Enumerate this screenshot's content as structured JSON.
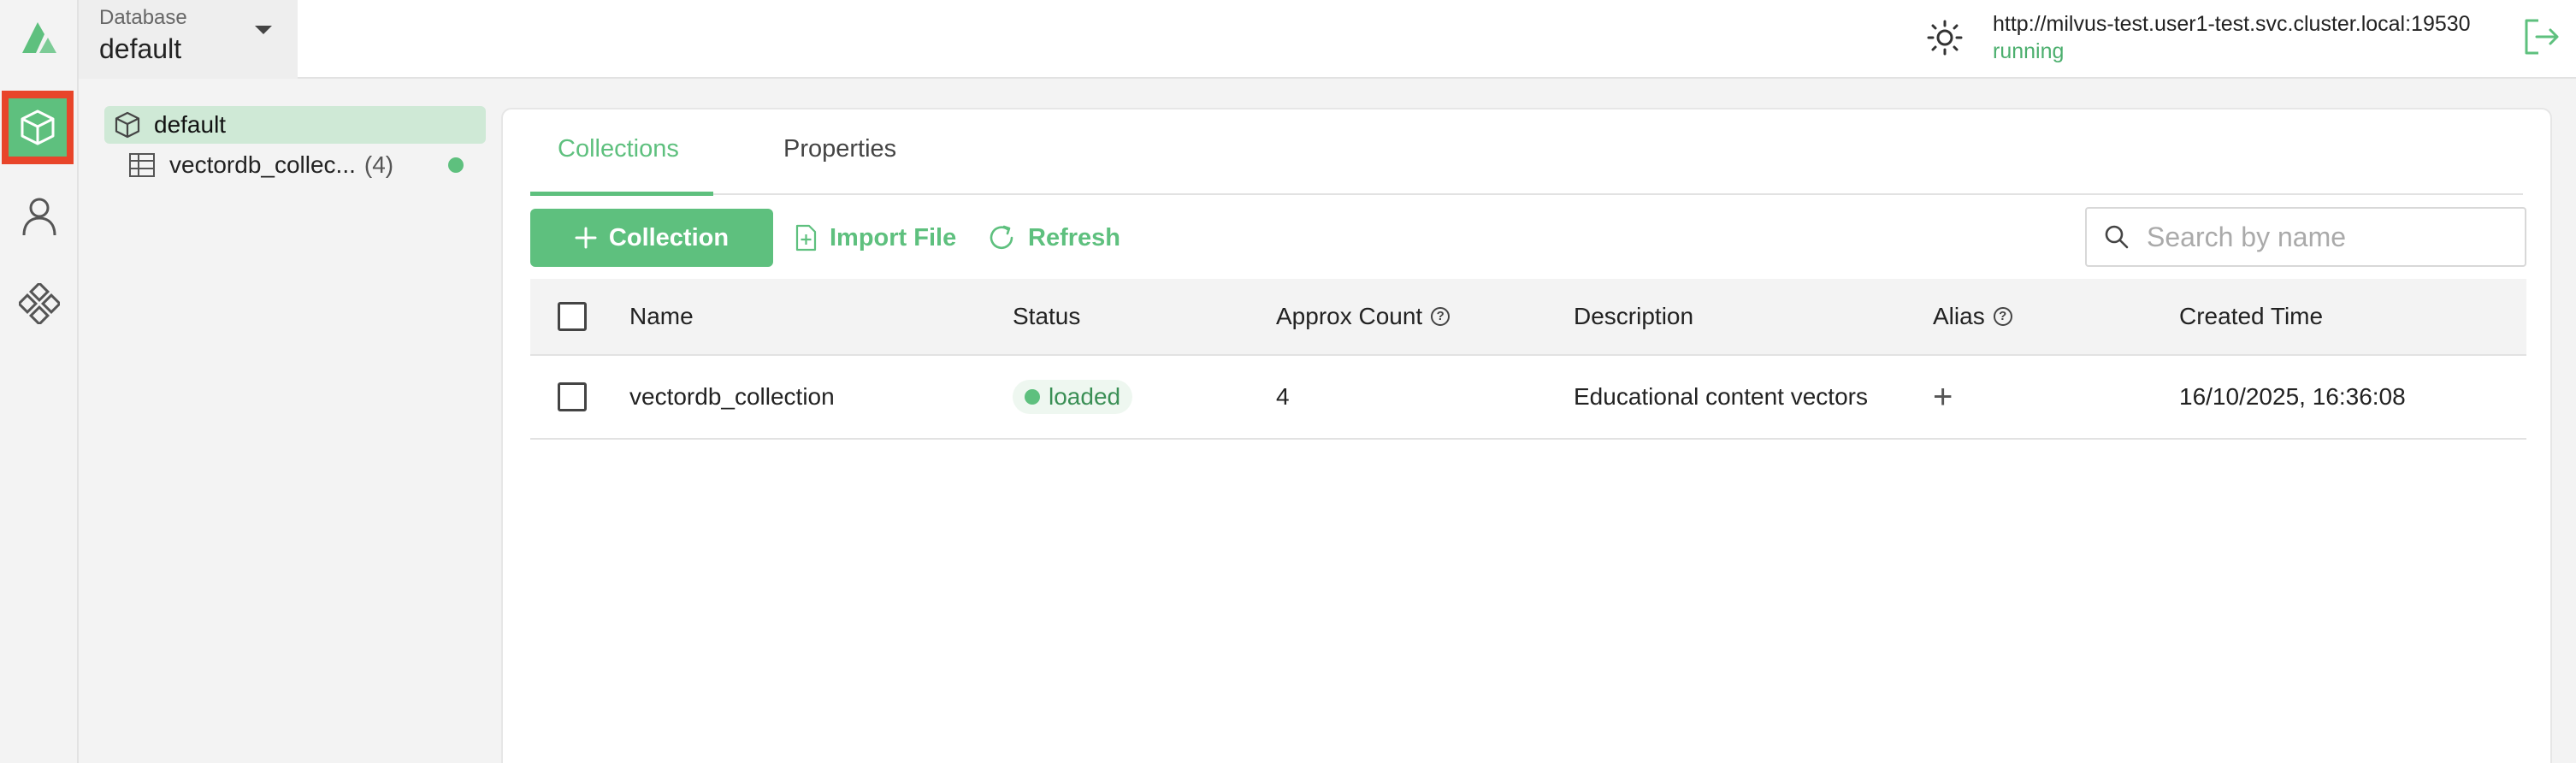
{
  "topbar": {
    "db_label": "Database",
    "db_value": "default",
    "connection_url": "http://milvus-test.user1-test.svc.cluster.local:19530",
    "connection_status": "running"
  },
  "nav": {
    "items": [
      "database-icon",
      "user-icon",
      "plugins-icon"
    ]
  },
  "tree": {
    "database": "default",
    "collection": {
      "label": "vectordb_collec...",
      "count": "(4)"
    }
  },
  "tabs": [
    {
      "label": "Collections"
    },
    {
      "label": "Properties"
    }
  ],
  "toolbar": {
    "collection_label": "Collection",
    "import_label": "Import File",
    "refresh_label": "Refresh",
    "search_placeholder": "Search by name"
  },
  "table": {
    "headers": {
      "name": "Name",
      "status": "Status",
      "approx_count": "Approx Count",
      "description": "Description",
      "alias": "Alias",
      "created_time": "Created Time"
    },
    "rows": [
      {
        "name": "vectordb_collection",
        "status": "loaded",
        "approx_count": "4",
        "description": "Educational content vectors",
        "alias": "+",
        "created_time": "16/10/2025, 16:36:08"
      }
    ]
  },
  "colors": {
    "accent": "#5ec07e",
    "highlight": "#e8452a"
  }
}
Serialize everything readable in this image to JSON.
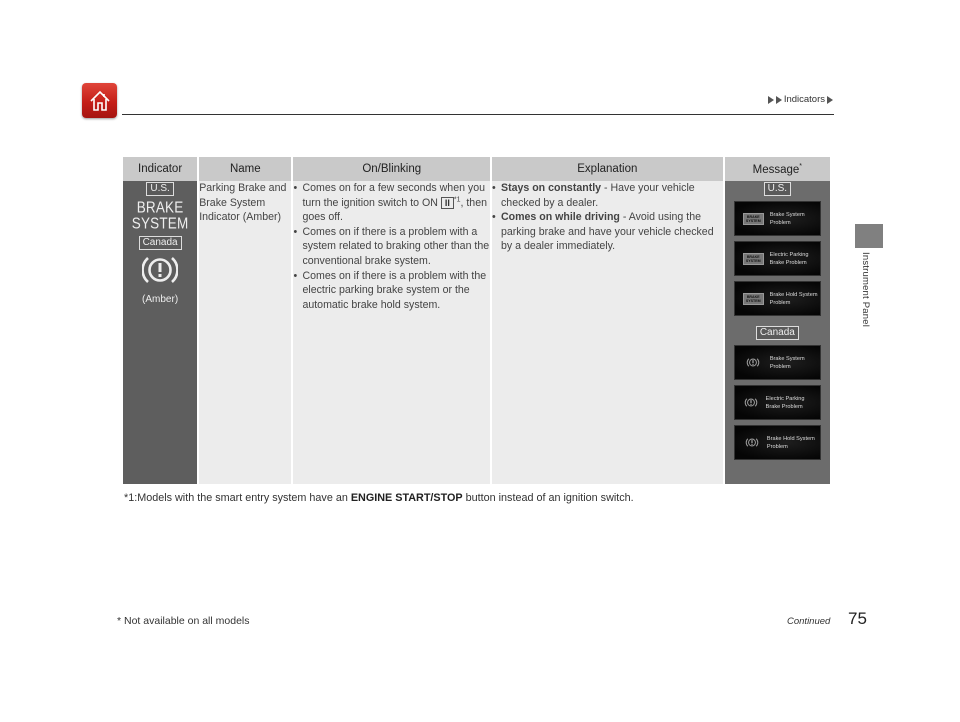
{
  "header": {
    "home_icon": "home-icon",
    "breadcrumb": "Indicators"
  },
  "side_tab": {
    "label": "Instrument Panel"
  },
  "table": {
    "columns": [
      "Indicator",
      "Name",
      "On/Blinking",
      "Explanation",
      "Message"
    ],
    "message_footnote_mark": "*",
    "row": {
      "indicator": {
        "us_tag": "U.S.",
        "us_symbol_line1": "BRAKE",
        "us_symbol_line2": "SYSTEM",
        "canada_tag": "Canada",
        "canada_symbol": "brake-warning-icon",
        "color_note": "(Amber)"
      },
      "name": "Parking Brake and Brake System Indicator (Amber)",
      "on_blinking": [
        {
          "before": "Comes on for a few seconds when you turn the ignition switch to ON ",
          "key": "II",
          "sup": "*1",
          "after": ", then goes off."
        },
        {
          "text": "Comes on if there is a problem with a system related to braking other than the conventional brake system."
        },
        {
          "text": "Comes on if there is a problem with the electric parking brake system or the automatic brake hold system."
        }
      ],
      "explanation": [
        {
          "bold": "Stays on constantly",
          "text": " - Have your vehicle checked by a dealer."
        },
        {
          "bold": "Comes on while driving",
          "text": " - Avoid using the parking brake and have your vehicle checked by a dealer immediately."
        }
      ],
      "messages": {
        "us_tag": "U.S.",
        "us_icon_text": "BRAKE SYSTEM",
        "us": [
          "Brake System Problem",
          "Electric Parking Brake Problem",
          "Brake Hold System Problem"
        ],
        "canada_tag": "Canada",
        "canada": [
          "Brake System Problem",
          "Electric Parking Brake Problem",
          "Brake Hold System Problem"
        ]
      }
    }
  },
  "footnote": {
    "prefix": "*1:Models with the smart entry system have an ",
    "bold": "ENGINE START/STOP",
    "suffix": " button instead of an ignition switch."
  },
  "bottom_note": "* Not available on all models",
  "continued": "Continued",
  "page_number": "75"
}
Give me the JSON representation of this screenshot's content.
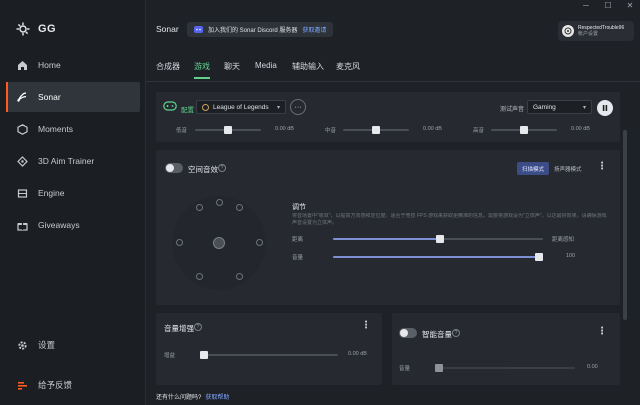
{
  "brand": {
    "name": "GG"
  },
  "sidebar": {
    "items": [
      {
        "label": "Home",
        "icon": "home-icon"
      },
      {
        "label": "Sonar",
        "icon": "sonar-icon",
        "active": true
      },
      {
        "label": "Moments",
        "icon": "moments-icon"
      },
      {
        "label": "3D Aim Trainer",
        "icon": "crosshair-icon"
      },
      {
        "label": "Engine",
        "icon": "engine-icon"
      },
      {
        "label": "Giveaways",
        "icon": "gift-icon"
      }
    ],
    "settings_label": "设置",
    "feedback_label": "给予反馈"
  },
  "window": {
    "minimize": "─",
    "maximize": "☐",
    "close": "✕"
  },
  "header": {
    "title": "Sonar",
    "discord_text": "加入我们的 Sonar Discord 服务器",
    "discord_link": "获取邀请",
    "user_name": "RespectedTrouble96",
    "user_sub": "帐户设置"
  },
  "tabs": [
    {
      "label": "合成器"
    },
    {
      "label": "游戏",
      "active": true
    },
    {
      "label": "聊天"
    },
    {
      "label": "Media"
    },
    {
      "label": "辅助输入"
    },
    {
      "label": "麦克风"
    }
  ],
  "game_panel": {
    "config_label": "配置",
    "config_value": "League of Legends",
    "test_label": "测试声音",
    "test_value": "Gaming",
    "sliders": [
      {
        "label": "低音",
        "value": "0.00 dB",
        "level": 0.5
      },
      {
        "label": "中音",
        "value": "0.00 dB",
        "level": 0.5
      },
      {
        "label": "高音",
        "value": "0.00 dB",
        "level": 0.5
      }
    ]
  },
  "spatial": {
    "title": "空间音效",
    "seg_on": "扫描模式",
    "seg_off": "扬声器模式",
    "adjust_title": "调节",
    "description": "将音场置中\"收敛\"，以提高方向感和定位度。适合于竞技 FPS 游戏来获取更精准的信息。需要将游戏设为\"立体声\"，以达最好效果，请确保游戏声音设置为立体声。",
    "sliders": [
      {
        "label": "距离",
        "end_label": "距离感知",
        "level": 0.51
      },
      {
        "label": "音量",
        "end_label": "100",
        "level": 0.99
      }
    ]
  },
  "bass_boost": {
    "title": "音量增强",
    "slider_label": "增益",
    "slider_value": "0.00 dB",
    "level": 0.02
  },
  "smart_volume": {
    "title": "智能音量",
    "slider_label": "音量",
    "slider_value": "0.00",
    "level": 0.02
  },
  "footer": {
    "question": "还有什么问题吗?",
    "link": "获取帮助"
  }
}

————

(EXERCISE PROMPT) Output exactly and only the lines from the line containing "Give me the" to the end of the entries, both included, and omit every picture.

(SOLUTION TO THIS PROBLEM)
Give me the JSON representation of this screenshot's content.
{
  "brand": {
    "name": "GG"
  },
  "sidebar": {
    "items": [
      {
        "label": "Home",
        "icon": "home-icon"
      },
      {
        "label": "Sonar",
        "icon": "sonar-icon",
        "active": true
      },
      {
        "label": "Moments",
        "icon": "moments-icon"
      },
      {
        "label": "3D Aim Trainer",
        "icon": "crosshair-icon"
      },
      {
        "label": "Engine",
        "icon": "engine-icon"
      },
      {
        "label": "Giveaways",
        "icon": "gift-icon"
      }
    ],
    "settings_label": "设置",
    "feedback_label": "给予反馈"
  },
  "window": {
    "minimize": "─",
    "maximize": "☐",
    "close": "✕"
  },
  "header": {
    "title": "Sonar",
    "discord_text": "加入我们的 Sonar Discord 服务器",
    "discord_link": "获取邀请",
    "user_name": "RespectedTrouble96",
    "user_sub": "帐户设置"
  },
  "tabs": [
    {
      "label": "合成器"
    },
    {
      "label": "游戏",
      "active": true
    },
    {
      "label": "聊天"
    },
    {
      "label": "Media"
    },
    {
      "label": "辅助输入"
    },
    {
      "label": "麦克风"
    }
  ],
  "game_panel": {
    "config_label": "配置",
    "config_value": "League of Legends",
    "test_label": "测试声音",
    "test_value": "Gaming",
    "sliders": [
      {
        "label": "低音",
        "value": "0.00 dB",
        "level": 0.5
      },
      {
        "label": "中音",
        "value": "0.00 dB",
        "level": 0.5
      },
      {
        "label": "高音",
        "value": "0.00 dB",
        "level": 0.5
      }
    ]
  },
  "spatial": {
    "title": "空间音效",
    "seg_on": "扫描模式",
    "seg_off": "扬声器模式",
    "adjust_title": "调节",
    "description": "将音场置中\"收敛\"，以提高方向感和定位度。适合于竞技 FPS 游戏来获取更精准的信息。需要将游戏设为\"立体声\"，以达最好效果，请确保游戏声音设置为立体声。",
    "sliders": [
      {
        "label": "距离",
        "end_label": "距离感知",
        "level": 0.51
      },
      {
        "label": "音量",
        "end_label": "100",
        "level": 0.99
      }
    ]
  },
  "bass_boost": {
    "title": "音量增强",
    "slider_label": "增益",
    "slider_value": "0.00 dB",
    "level": 0.02
  },
  "smart_volume": {
    "title": "智能音量",
    "slider_label": "音量",
    "slider_value": "0.00",
    "level": 0.02
  },
  "footer": {
    "question": "还有什么问题吗?",
    "link": "获取帮助"
  }
}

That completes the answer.